The Kveller blog has recently featured two posts which speak directly to one of the major challenges facing the Jewish community right now—that of intermarriage and mixed families. Alina Adams wrote about her experience being married to a non-Jew, who is not welcome as a member in their Conservative shul, and Mayim Bialik expressed her distaste for the Star of David Christmas-tree topper (which has apparently been a huge seller, according to a Jerusalem Post article by our own Jordana Horn).
I appreciate the perspectives offered by my fellow Kvellers, and I’d like to share my own. My husband’s heritage is entirely Jewish, as far as we know. The majority of my heritage is Jewish, but not all of it. I have ancestors who were Catholic and Protestant, and I grew up in New Mexico, surrounded by Catholic art and culture. However, I am Jewish, my husband and I keep a Jewish home, and we are raising our children as Jews.
We’re not going to have a Christmas tree in our house this year (or any year, as far as I can tell), but we have a small wooden cross covered in silver milagros on our mantle. A framed picture of the Patron Saint of Mantova, Italy, hangs in our upstairs hallway, right around the corner from a floor-to-ceiling bookcase of Judaic literature and references. We have a beautiful collection of Mexican folk art, in honor of el Dia de Los Muertos, or the Day of the Dead, right next to our menorahs and hamsas.
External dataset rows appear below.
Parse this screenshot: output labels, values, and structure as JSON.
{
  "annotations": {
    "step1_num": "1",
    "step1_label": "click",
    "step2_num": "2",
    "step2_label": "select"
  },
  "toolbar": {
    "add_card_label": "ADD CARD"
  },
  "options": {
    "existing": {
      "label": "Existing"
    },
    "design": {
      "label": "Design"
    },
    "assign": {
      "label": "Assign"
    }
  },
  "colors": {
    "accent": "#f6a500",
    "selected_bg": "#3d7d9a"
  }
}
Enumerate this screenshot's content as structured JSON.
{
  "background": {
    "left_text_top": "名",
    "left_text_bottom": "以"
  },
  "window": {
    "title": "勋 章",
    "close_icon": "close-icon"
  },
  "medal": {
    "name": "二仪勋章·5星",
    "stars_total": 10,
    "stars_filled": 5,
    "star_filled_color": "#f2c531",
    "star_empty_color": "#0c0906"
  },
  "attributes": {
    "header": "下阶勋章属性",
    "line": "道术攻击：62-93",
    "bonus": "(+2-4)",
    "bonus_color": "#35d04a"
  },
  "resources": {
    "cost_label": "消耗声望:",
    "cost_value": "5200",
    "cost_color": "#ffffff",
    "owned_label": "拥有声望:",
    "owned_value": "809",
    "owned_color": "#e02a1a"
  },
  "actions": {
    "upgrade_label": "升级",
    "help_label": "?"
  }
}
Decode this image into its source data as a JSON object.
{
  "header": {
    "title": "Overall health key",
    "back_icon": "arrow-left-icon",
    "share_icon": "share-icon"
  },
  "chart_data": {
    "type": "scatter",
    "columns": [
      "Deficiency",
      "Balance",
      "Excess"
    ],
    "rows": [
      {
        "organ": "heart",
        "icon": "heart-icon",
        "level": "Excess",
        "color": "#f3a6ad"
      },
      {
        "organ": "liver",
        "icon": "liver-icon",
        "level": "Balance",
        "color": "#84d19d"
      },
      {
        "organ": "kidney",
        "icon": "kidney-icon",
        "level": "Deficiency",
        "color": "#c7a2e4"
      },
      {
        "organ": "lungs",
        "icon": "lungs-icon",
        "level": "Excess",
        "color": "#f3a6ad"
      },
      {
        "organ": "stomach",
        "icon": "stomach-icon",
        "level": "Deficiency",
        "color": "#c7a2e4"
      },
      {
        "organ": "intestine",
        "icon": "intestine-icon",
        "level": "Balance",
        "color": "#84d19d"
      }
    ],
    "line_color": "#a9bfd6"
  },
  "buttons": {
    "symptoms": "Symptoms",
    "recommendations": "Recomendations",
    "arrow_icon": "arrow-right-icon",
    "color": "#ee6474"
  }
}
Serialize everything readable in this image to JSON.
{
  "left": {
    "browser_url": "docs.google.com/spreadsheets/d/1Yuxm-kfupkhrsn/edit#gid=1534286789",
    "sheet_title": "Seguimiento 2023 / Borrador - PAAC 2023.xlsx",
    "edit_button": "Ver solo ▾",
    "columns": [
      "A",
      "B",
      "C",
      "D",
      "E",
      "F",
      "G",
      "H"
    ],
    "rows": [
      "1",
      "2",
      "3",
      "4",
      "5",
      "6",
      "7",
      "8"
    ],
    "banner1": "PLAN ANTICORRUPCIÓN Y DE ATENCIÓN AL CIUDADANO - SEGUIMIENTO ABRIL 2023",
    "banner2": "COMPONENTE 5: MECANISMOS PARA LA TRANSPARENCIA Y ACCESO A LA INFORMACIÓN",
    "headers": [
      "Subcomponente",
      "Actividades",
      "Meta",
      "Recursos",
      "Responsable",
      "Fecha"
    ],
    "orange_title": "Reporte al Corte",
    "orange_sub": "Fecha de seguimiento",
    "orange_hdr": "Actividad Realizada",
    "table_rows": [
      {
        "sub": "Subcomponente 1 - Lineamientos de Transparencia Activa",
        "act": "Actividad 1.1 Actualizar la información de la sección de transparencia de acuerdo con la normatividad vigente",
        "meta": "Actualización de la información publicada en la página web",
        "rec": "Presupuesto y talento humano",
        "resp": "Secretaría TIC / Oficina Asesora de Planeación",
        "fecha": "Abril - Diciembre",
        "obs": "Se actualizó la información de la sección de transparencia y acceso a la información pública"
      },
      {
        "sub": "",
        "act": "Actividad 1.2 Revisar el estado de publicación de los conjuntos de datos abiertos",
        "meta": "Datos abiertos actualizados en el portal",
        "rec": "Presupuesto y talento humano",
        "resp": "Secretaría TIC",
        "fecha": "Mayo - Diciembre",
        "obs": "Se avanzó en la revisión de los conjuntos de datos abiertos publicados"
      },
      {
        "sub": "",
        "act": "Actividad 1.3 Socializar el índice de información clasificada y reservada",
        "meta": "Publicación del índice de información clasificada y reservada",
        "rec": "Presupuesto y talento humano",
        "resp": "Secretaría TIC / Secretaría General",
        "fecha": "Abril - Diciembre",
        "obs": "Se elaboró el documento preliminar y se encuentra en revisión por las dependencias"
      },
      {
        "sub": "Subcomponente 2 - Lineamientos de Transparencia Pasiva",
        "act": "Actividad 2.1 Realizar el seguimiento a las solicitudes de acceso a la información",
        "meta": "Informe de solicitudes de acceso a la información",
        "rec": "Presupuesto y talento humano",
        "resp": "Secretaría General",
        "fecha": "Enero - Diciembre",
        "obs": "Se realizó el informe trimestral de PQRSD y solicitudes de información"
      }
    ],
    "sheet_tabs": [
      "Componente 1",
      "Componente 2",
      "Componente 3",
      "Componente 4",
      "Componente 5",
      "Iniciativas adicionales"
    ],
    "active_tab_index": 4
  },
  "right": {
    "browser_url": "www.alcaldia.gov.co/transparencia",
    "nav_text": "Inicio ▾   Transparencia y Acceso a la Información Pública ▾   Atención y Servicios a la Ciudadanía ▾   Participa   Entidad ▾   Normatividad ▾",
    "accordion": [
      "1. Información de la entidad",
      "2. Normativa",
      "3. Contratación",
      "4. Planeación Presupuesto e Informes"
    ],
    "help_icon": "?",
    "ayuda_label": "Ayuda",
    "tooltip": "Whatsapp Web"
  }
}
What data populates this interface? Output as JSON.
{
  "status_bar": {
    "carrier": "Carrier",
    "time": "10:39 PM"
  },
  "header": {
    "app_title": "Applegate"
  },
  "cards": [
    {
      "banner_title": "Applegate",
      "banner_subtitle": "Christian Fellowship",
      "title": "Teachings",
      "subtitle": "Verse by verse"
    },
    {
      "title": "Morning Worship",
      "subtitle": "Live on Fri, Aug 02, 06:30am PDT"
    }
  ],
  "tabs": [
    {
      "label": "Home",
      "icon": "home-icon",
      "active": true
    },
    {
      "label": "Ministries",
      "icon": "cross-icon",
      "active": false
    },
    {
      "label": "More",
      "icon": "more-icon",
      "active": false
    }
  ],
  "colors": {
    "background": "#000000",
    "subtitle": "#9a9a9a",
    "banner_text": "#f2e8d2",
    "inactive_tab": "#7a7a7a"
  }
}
I respect that many of our readers (including Mayim, whom I consider a friend) may be deeply concerned, or perhaps even offended or horrified by the idea of Christian and pagan icons in a Jewish home. I understand that, and I think our divergent views are precisely what make the Jewish community so rich, vibrant, and durable. I also think that disagreeing about, and struggling with, important issues (and even unimportant ones), is an integral part of the Jewish psyche; an acknowledgment of divergent views is even built into the structure of some of our most important writings. Read the rest of this entry →